University News

This week in higher ed: Sept. 16, 2015

By
University News Editor
Wednesday, September 16, 2015

Baruch students face murder charges for hazing death

Five students from Manhattan’s Baruch College will face murder charges for the December 2013 death of Chun Hsein Deng, almost two years after a hazing incident for the fraternity Pi Delta Psi led to Deng’s fatal head injury, the New York Times reported.

A freshman at the time, Deng was forced to walk blindfolded through a field while carrying a heavy backpack and was then slammed into the frozen ground during a pledging event in Monroe County, Pennsylvania. He was subsequently kept inside a house for hours while the fraternity members covered their tracks.

The investigation lasted years due to the uncertainty surrounding exactly which fraternity members had been involved in the incident. A Monroe County grand jury recommended Monday that 37 individuals face criminal charges, including five counts of third-degree murder. The fraternity was kicked off of Baruch’s campus in 2013, and pledging events at all Baruch fraternities were suspended in 2014.

 

Obama releases College Scorecard

The Obama administration released its College Scorecard earlier this month, responding to criticisms that college rankings, such as the ones by U.S. News and World Report, create adverse incentives for schools and do not provide transparency for potential students.

President Obama’s scorecard uses federal data about each college’s graduation rate, salary after attending, school size, student debt and attendance cost data, The Atlantic reported.

While each category comes with an ordered list, the categories are not combined into any sort of overall ranking. “The status quo serves some colleges and the companies that rank them just fine,” Obama said at the Scorecard’s unveiling. “But it doesn’t serve our students well — and that doesn’t serve us well.”

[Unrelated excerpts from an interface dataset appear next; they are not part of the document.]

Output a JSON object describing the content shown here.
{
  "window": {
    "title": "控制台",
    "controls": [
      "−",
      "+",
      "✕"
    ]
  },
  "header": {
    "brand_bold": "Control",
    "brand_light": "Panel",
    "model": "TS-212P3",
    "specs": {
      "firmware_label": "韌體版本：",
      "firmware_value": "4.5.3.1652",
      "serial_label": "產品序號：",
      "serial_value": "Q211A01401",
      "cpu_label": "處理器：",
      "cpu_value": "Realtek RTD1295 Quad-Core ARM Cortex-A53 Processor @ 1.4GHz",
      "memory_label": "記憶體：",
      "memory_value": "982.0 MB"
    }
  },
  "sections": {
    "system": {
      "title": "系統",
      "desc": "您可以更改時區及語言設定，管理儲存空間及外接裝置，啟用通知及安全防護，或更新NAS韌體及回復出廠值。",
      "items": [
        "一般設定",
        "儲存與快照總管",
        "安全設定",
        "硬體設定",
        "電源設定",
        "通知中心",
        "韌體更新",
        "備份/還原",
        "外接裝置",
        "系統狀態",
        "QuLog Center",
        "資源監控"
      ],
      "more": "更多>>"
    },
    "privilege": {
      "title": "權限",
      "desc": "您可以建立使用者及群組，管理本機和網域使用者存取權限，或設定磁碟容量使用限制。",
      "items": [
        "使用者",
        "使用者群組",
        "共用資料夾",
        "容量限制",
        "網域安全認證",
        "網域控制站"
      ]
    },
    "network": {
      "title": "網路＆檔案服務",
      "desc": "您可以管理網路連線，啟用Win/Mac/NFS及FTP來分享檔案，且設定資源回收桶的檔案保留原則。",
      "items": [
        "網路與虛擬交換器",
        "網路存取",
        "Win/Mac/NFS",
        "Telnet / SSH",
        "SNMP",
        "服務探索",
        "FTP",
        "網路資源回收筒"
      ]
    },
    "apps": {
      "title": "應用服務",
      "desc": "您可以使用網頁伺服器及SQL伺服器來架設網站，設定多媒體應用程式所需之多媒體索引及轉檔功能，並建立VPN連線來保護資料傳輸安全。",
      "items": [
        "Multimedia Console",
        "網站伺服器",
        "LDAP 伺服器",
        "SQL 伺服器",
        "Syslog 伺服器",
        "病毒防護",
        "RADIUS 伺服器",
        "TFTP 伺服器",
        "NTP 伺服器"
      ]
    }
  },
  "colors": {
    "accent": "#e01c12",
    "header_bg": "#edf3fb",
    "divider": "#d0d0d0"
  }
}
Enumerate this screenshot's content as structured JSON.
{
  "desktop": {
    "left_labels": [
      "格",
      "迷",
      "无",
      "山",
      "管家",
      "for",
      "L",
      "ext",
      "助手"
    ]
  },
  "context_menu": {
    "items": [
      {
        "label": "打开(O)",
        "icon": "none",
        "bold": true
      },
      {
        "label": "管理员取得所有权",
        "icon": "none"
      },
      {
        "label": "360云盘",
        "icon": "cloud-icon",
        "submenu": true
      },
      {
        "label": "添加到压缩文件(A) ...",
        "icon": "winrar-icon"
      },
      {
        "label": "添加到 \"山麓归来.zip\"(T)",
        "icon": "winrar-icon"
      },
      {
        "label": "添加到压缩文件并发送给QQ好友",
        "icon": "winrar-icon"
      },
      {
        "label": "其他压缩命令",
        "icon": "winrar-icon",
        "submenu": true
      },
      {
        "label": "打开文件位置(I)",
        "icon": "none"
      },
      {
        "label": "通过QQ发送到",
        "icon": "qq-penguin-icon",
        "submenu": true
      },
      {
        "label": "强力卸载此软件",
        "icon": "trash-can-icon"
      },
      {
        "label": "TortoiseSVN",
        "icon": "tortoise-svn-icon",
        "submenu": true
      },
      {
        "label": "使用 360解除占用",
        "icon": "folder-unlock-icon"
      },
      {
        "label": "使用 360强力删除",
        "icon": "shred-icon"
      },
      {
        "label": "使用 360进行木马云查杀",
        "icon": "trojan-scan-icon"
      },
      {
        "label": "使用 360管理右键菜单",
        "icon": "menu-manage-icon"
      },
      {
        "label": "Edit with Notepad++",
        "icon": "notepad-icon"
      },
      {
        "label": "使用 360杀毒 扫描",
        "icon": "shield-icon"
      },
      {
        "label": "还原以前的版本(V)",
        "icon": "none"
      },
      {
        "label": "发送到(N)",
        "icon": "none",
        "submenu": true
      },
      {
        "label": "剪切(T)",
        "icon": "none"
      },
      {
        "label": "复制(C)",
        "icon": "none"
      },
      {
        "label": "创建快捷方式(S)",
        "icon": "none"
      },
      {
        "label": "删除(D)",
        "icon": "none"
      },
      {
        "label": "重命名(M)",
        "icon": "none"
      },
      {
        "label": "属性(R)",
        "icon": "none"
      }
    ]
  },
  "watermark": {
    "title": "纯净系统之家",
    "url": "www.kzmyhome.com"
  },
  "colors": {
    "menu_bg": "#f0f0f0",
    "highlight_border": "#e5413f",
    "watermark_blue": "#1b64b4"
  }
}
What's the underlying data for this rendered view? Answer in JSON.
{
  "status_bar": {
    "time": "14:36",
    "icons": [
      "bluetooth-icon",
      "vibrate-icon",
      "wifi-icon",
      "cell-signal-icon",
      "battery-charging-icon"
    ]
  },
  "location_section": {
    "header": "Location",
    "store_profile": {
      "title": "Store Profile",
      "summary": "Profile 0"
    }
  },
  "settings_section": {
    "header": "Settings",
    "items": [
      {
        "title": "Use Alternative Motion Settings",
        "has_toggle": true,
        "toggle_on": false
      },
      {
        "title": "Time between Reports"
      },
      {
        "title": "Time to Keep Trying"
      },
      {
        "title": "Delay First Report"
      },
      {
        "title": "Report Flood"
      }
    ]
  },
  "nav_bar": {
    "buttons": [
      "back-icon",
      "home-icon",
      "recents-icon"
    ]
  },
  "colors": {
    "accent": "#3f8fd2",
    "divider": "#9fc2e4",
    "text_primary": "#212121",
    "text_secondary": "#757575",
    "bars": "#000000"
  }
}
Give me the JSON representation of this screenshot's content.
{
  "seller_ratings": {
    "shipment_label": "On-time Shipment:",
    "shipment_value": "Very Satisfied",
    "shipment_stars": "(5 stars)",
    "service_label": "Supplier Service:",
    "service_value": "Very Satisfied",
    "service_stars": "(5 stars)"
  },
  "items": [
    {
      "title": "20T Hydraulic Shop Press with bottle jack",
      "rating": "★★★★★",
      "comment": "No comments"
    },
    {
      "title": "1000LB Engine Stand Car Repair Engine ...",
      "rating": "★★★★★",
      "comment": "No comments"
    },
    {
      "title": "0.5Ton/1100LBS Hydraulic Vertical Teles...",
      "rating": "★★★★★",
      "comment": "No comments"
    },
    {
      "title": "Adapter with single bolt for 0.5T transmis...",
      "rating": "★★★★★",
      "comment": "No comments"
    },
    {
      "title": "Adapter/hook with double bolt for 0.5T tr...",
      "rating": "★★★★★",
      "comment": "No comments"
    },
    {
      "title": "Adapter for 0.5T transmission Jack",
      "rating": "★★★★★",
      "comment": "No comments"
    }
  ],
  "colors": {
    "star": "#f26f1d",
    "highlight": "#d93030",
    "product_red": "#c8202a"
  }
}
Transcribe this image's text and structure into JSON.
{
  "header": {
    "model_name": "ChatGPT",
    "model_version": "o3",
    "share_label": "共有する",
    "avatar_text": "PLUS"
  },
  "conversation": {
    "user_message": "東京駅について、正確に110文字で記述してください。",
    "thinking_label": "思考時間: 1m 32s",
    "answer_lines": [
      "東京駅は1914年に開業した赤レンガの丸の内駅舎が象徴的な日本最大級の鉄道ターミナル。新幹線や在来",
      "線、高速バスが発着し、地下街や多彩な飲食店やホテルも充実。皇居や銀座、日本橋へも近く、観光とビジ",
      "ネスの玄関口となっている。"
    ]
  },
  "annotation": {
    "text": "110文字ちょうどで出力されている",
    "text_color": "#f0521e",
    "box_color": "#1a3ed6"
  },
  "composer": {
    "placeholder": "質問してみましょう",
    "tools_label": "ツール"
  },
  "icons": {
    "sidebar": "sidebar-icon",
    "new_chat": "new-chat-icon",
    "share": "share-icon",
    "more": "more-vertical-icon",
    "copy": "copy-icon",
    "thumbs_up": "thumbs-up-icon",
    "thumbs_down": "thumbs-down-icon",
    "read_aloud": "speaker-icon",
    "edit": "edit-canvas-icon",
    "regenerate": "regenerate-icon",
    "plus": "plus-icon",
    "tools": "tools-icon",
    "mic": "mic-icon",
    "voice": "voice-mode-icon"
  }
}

The president previously expressed concern that ranking systems lead schools to focus on low acceptance rates, higher tuitions and alums over current students, according to a 2013 White House press release.

 

Double murder suspect at Delta State takes own life

A Delta State University professor allegedly murdered his girlfriend and another Delta professor Monday night before taking his own life in a police chase around 12 hours later, the New York Times reported Tuesday.

The suspect, Professor of Geography and Social Science Shannon Lamb, was pulled over 35 miles away from the Cleveland, Mississipi campus before running into a wooded area. Police officers reported hearing a gunshot, and Lamb was pronounced dead at a nearby hospital later that night.

The 3,000-student campus was placed on lockdown while the police attempted to locate the suspect, with the university sending a message to students to stay away from public spaces. The motivation for the murders of Amy Prentiss and Ethan Schmidt, an assistant professor of American history at Delta State, is not yet apparent, according to area police. This marks the 108th death related to school shootings in the U.S. since the start of 2010.

 

New study finds recent female grads narrowing the wage gap

An analysis of earnings data from 2009-13 by economists at the Federal Reserve Bank of New York indicates that women who recently graduated from college make an average of 97 cents per dollar earned by men with the same degree and job position, taking into account a number of demographics, NBC News reported. Still, the overall rate for women sits at 77 or 78 cents for each dollar earned by men.

The analysis looked at 73 majors and determined that women with degrees in 29 of those majors make more on average than men with an equivalent degree. Social service fields and treatment therapists were particularly pronounced in their wage favorability to recent female graduates.

The data concerned adults aged 22-27 with a college degree, but the study also concluded that the gap increases when examining college-graduated women over 27. The study did not consider workforce participants without college degrees.